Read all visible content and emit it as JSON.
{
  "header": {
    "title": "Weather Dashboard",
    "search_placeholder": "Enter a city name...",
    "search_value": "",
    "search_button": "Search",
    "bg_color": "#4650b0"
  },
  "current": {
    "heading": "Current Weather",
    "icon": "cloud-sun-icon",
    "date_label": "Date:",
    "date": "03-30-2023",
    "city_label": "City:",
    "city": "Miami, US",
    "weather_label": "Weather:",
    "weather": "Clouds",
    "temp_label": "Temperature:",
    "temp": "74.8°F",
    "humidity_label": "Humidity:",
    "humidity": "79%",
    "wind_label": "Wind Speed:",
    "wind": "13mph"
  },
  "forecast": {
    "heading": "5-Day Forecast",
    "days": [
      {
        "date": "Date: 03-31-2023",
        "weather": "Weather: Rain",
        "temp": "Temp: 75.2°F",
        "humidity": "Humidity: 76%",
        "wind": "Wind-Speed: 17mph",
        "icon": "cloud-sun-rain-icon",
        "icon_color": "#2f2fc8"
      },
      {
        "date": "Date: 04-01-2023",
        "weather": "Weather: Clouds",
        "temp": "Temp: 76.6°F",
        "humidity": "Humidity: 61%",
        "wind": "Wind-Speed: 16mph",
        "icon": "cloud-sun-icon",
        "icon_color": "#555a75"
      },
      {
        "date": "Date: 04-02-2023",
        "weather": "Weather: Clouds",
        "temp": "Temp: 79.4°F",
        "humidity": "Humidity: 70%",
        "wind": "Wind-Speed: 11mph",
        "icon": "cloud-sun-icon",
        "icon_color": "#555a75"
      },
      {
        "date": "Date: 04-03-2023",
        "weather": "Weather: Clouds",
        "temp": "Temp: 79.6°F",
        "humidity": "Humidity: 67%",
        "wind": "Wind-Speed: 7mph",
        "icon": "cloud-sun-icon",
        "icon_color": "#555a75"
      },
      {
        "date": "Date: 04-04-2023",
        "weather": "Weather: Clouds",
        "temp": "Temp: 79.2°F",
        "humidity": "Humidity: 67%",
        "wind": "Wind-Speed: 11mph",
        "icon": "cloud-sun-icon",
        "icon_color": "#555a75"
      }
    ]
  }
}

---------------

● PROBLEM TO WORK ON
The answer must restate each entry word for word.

● SOLUTION BELOW
Read all visible content and emit it as JSON.
{
  "header": {
    "title": "Weather Dashboard",
    "search_placeholder": "Enter a city name...",
    "search_value": "",
    "search_button": "Search",
    "bg_color": "#4650b0"
  },
  "current": {
    "heading": "Current Weather",
    "icon": "cloud-sun-icon",
    "date_label": "Date:",
    "date": "03-30-2023",
    "city_label": "City:",
    "city": "Miami, US",
    "weather_label": "Weather:",
    "weather": "Clouds",
    "temp_label": "Temperature:",
    "temp": "74.8°F",
    "humidity_label": "Humidity:",
    "humidity": "79%",
    "wind_label": "Wind Speed:",
    "wind": "13mph"
  },
  "forecast": {
    "heading": "5-Day Forecast",
    "days": [
      {
        "date": "Date: 03-31-2023",
        "weather": "Weather: Rain",
        "temp": "Temp: 75.2°F",
        "humidity": "Humidity: 76%",
        "wind": "Wind-Speed: 17mph",
        "icon": "cloud-sun-rain-icon",
        "icon_color": "#2f2fc8"
      },
      {
        "date": "Date: 04-01-2023",
        "weather": "Weather: Clouds",
        "temp": "Temp: 76.6°F",
        "humidity": "Humidity: 61%",
        "wind": "Wind-Speed: 16mph",
        "icon": "cloud-sun-icon",
        "icon_color": "#555a75"
      },
      {
        "date": "Date: 04-02-2023",
        "weather": "Weather: Clouds",
        "temp": "Temp: 79.4°F",
        "humidity": "Humidity: 70%",
        "wind": "Wind-Speed: 11mph",
        "icon": "cloud-sun-icon",
        "icon_color": "#555a75"
      },
      {
        "date": "Date: 04-03-2023",
        "weather": "Weather: Clouds",
        "temp": "Temp: 79.6°F",
        "humidity": "Humidity: 67%",
        "wind": "Wind-Speed: 7mph",
        "icon": "cloud-sun-icon",
        "icon_color": "#555a75"
      },
      {
        "date": "Date: 04-04-2023",
        "weather": "Weather: Clouds",
        "temp": "Temp: 79.2°F",
        "humidity": "Humidity: 67%",
        "wind": "Wind-Speed: 11mph",
        "icon": "cloud-sun-icon",
        "icon_color": "#555a75"
      }
    ]
  }
}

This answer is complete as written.